_PROMPT_
Scan the lines below and report each one containing "color" by copying it.

_DATA SUPPLIED_
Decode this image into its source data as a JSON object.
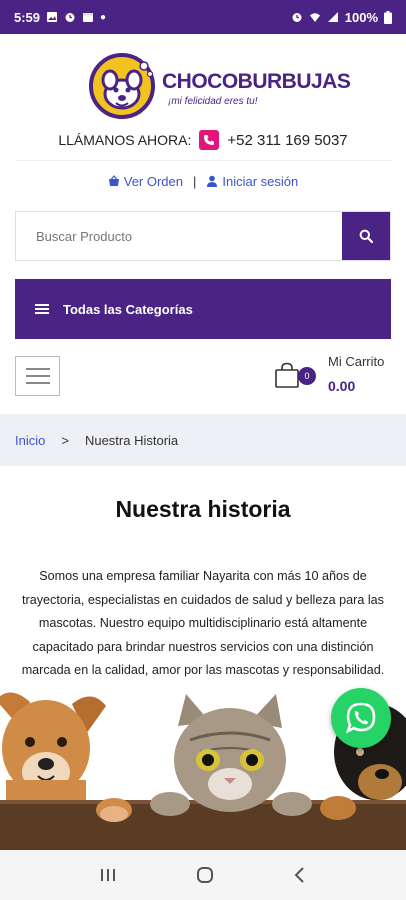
{
  "status_bar": {
    "time": "5:59",
    "battery": "100%"
  },
  "brand": {
    "name": "CHOCOBURBUJAS",
    "tagline": "¡mi felicidad eres tu!",
    "color": "#4a2385",
    "accent": "#f2c21f"
  },
  "contact": {
    "label": "LLÁMANOS AHORA:",
    "phone": "+52 311 169 5037"
  },
  "account_links": {
    "orders": "Ver Orden",
    "separator": "|",
    "login": "Iniciar sesión"
  },
  "search": {
    "placeholder": "Buscar Producto"
  },
  "categories": {
    "label": "Todas las Categorías"
  },
  "cart": {
    "count": "0",
    "label": "Mi Carrito",
    "total": "0.00"
  },
  "breadcrumb": {
    "home": "Inicio",
    "separator": ">",
    "current": "Nuestra Historia"
  },
  "page": {
    "title": "Nuestra historia",
    "body": "Somos una empresa familiar Nayarita con más 10 años de trayectoria, especialistas en cuidados de salud y belleza para las mascotas. Nuestro equipo multidisciplinario está altamente capacitado para brindar nuestros servicios con una distinción marcada en la calidad, amor por las mascotas y responsabilidad."
  },
  "icons": {
    "whatsapp": "whatsapp-icon",
    "search": "search-icon",
    "cart": "shopping-bag-icon",
    "menu": "hamburger-icon"
  }
}
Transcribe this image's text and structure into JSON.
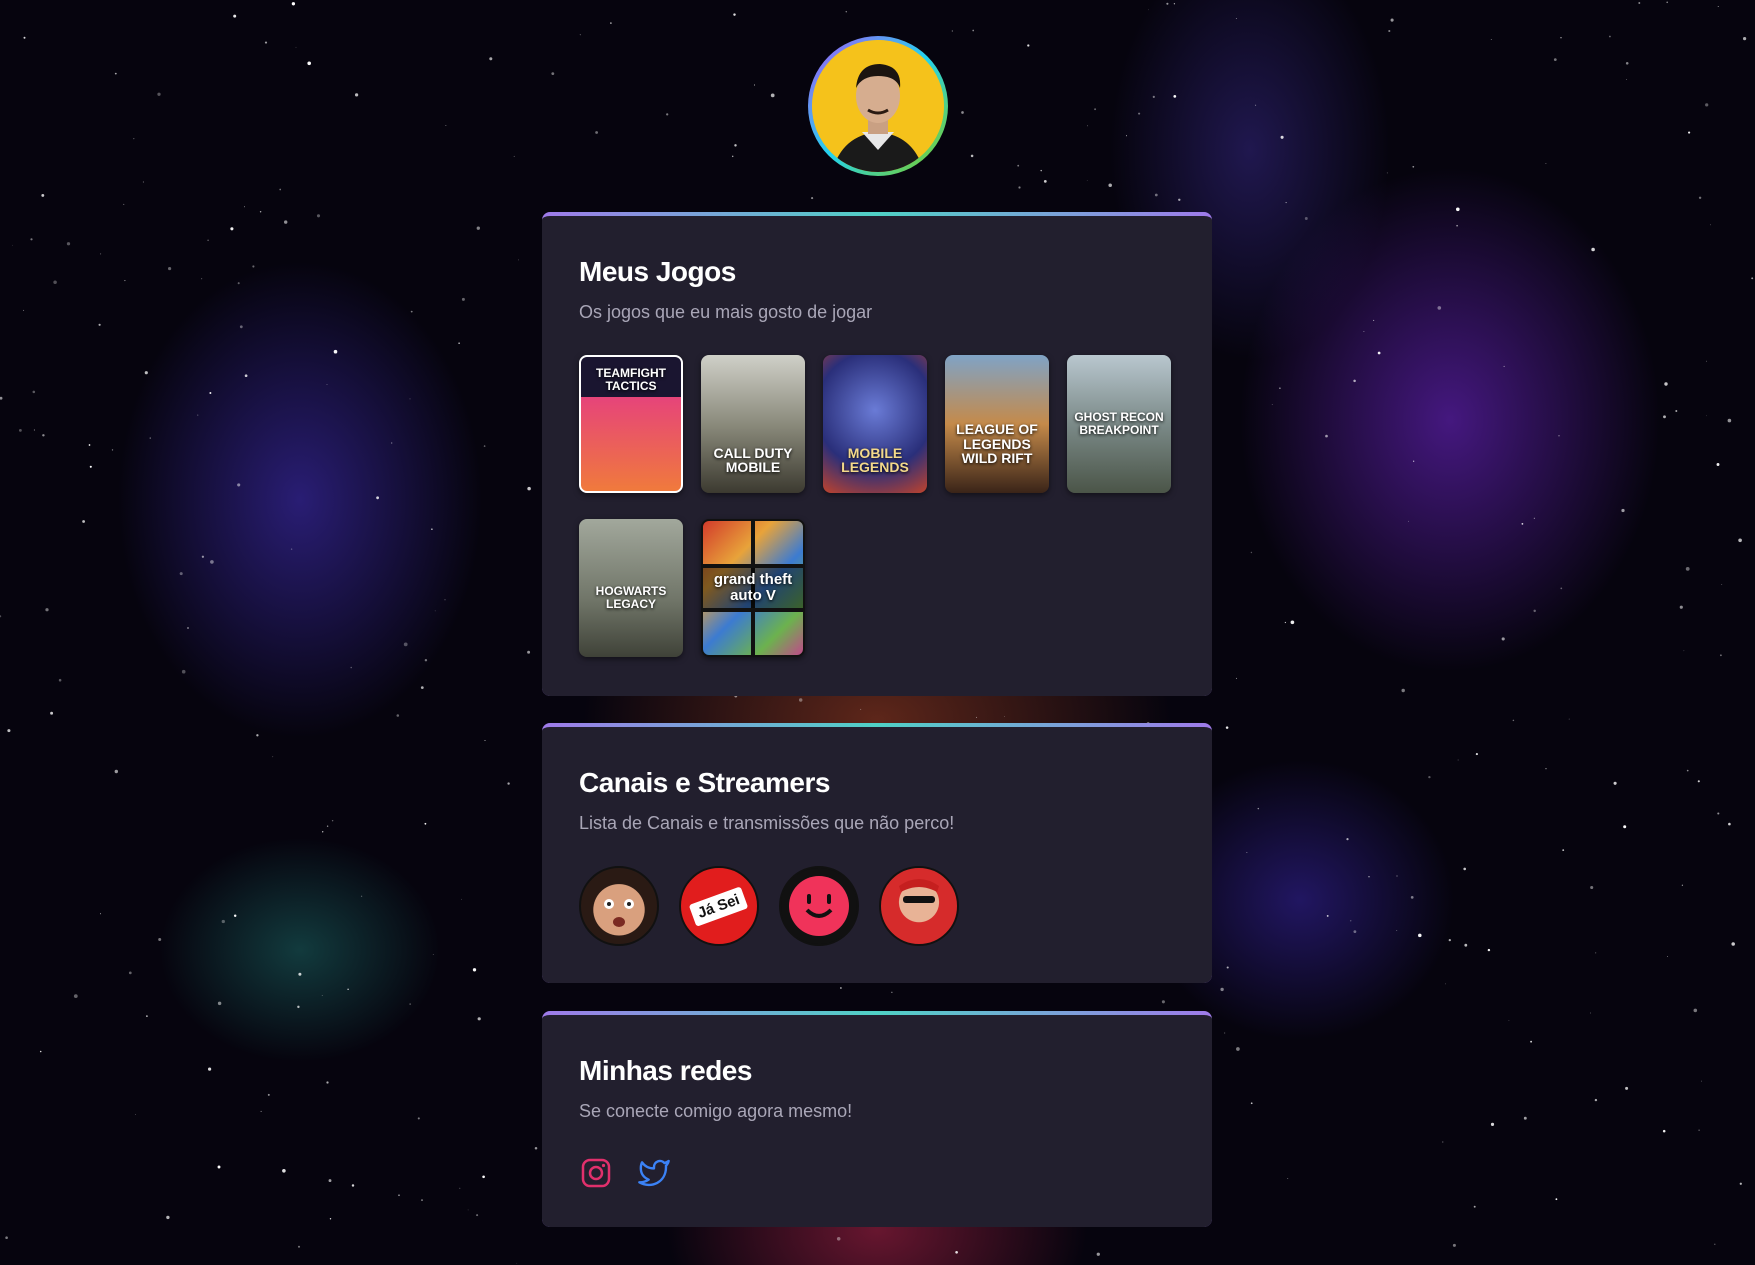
{
  "profile": {
    "avatar_alt": "avatar"
  },
  "games_section": {
    "title": "Meus Jogos",
    "subtitle": "Os jogos que eu mais gosto de jogar",
    "games": [
      {
        "label": "TEAMFIGHT TACTICS",
        "name": "game-teamfight-tactics"
      },
      {
        "label": "CALL DUTY MOBILE",
        "name": "game-call-of-duty-mobile"
      },
      {
        "label": "MOBILE LEGENDS",
        "name": "game-mobile-legends"
      },
      {
        "label": "LEAGUE OF LEGENDS WILD RIFT",
        "name": "game-wild-rift"
      },
      {
        "label": "GHOST RECON BREAKPOINT",
        "name": "game-ghost-recon"
      },
      {
        "label": "HOGWARTS LEGACY",
        "name": "game-hogwarts-legacy"
      },
      {
        "label": "grand theft auto V",
        "name": "game-gta-v"
      }
    ]
  },
  "channels_section": {
    "title": "Canais e Streamers",
    "subtitle": "Lista de Canais e transmissões que não perco!",
    "channels": [
      {
        "name": "channel-1"
      },
      {
        "label": "Já Sei",
        "name": "channel-ja-sei"
      },
      {
        "name": "channel-3"
      },
      {
        "name": "channel-4"
      }
    ]
  },
  "social_section": {
    "title": "Minhas redes",
    "subtitle": "Se conecte comigo agora mesmo!",
    "links": [
      {
        "icon": "instagram-icon",
        "color": "#e1306c"
      },
      {
        "icon": "twitter-icon",
        "color": "#3b82f6"
      }
    ]
  }
}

_ANSWER TO THIS TASK_
    "color": "#4a2385",
        "color": "#e1306c"
        "color": "#3b82f6"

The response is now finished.